About this time, this was last November, I started freaking out about the cover. Why not? The book wasn’t even done, so instead of focusing on the problem before me (writing the conclusion), I decided to add to my angst by wondering if I could ever, ever, ever love another cover as much I had loved Looming Transitions. Hitting it out of the book cover ballpark, instead of feeling confident when I stepped up to the plate, I was pretty sure I had used up all of my “luck.”
Where does this idea of luck even come from? I believe in the generosity of God! I believe in abundance.
But still I fretted, would my next cover be ugly? Would I love her less? LT’s cover designer was busy so I asked my friend Lynn from Writers on the Rock who she used. She told me about Vanessa in England. I emailed Vanessa and assumed (notice a theme?!) that the process would be long based on the process for Looming Transitions. Within just a few days she emailed four or five potential options.
What?! I wasn’t emotionally prepared for this! I needed time to love another cover. I had only contacted her to “get the ball rolling,” not to have it thrown at me like we were playing dodge ball. I’m pretty sure Vanessa wondered if I was for real, because she asked how many pages the book was and when it was to be published. “Um, it hasn’t even been edited yet.”
But the front cover was done and paid for and I highly recommend Vanessa to anyone.
With the cover in mind, I finished the conclusion and got a draft to my incredibly talented editor Deb Hall. The letters were finally going to be read by someone who had never read them. Up to this point, those who knew about the book had read my letters and thought it was a “great idea.”
What made this a challenge was that my newsletters often contained pictures and in the draft I got to Deb, contained this tension. What do you do with writing that relies heavily on images but you will use no images? You edit, edit, edit, and work on creating a smooth reading experience.
Deb and I wrestled with how much I grew as a writer. I was committed to showing the process of development, even if it cost me in reviews. It was obvious that I went through phases—hello year seven and eight, my subtitle phase—and the first few years have no newsletter titles. How much to alter? How much to leave as is? Where is the “this is supposed to be easy” button?!
I got back the edited draft in January and then spent several months fixing and editing. And editing. And editing.
And then it came time for Andy Bruner to take a word doc that was nearly 100K words long and make it look amazing. He did it. I did not make it easy for him. Love, Amy contains chapters. There are letters within chapters. Sometimes letters have subtitles. Some letters have titles. There are short articles. There are both footnotes and endnotes (because I love notes! I love them!). But he is a saint and a book wizard and anything beautiful in the book is because of Andy.
This is the sexy world of editing, two complete versions and two proof copies:

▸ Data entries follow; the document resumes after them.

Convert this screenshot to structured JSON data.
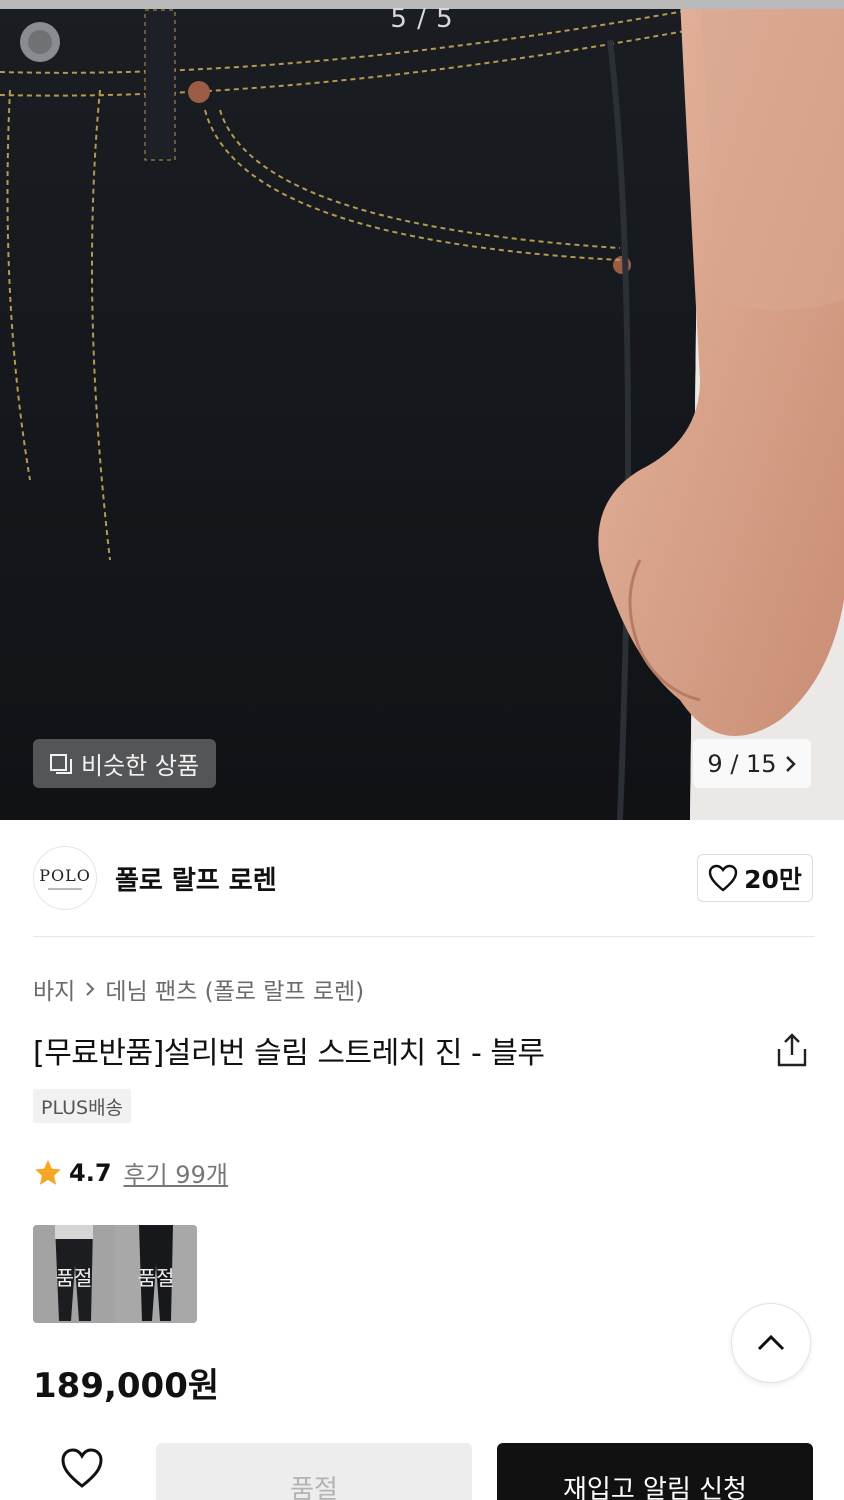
{
  "hero": {
    "image_counter": "5 / 5",
    "similar_button_label": "비슷한 상품",
    "pager_label": "9 / 15"
  },
  "brand": {
    "logo_text": "POLO",
    "name": "폴로 랄프 로렌",
    "likes_label": "20만"
  },
  "breadcrumb": {
    "category": "바지",
    "subcategory": "데님 팬츠 (폴로 랄프 로렌)"
  },
  "product": {
    "title": "[무료반품]설리번 슬림 스트레치 진 - 블루",
    "shipping_badge": "PLUS배송",
    "rating": "4.7",
    "reviews_label": "후기 99개",
    "price": "189,000원",
    "variants": [
      {
        "status": "품절"
      },
      {
        "status": "품절"
      }
    ]
  },
  "bottom_bar": {
    "soldout_label": "품절",
    "restock_label": "재입고 알림 신청"
  },
  "colors": {
    "accent_star": "#f5a623",
    "primary_button": "#111111",
    "disabled_button": "#ededed"
  }
}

Finally, Love, Amy was done. I got it to those who had agreed to read it ahead of time and then held my breathe and felt nauseous at the same time. Secretly I wondered if I was asking too much of a book: be both a memoir and an infuser-of-newsletter-hope. But for me, I couldn’t do one without the other.
As I stumble out of the water, exhausted but proud, I have learned so much from writing this book. If Looming Transitions was an “easy” first book, Love, Amy is the second child I was too ignorant to know to be scared of and love her all the more for it.

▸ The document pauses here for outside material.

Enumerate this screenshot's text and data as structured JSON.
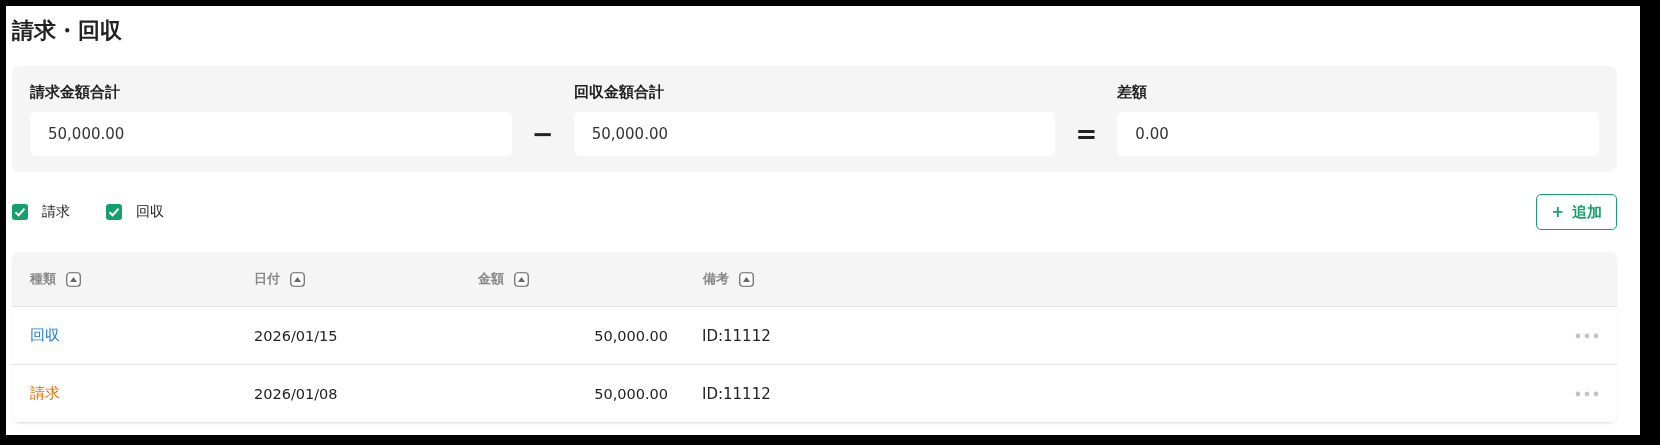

These letters were not written in isolation. Nor was the book! Thank you for caring about the process, for asking questions, writing reviews, and cheering me on.

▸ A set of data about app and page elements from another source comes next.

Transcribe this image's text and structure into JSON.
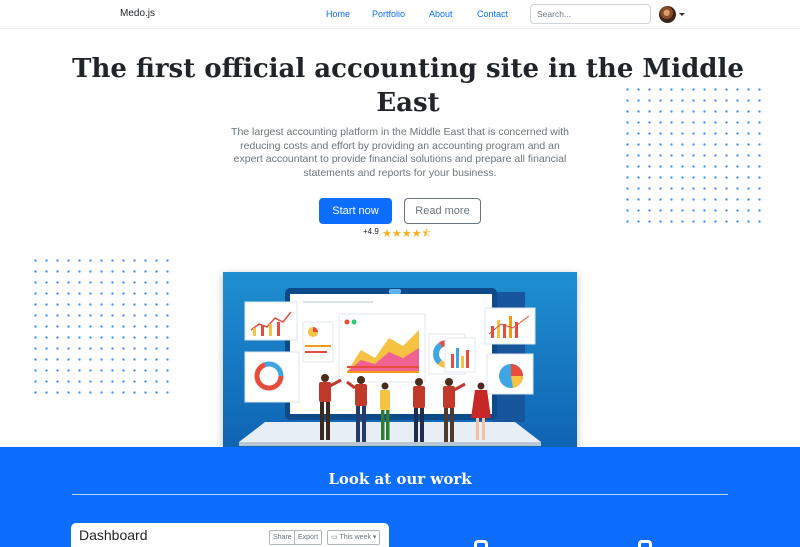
{
  "navbar": {
    "brand": "Medo.js",
    "links": [
      "Home",
      "Portfolio",
      "About",
      "Contact"
    ],
    "search_placeholder": "Search..."
  },
  "hero": {
    "title": "The first official accounting site in the Middle East",
    "text": "The largest accounting platform in the Middle East that is concerned with reducing costs and effort by providing an accounting program and an expert accountant to provide financial solutions and prepare all financial statements and reports for your business.",
    "primary_button": "Start now",
    "secondary_button": "Read more",
    "rating_label": "+4.9",
    "rating_value": 4.5,
    "rating_max": 5
  },
  "work": {
    "title": "Look at our work",
    "dashboard": {
      "title": "Dashboard",
      "share": "Share",
      "export": "Export",
      "period": "This week"
    }
  },
  "colors": {
    "primary": "#0d6efd",
    "star": "#f6b01e",
    "dots": "#4f8ff7"
  }
}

P.S. I want you to be the first to know that Looming Transitions (Kindle) will be on sale for $.99 tomorrow. The winner of Love, Amy has been notified. xxoo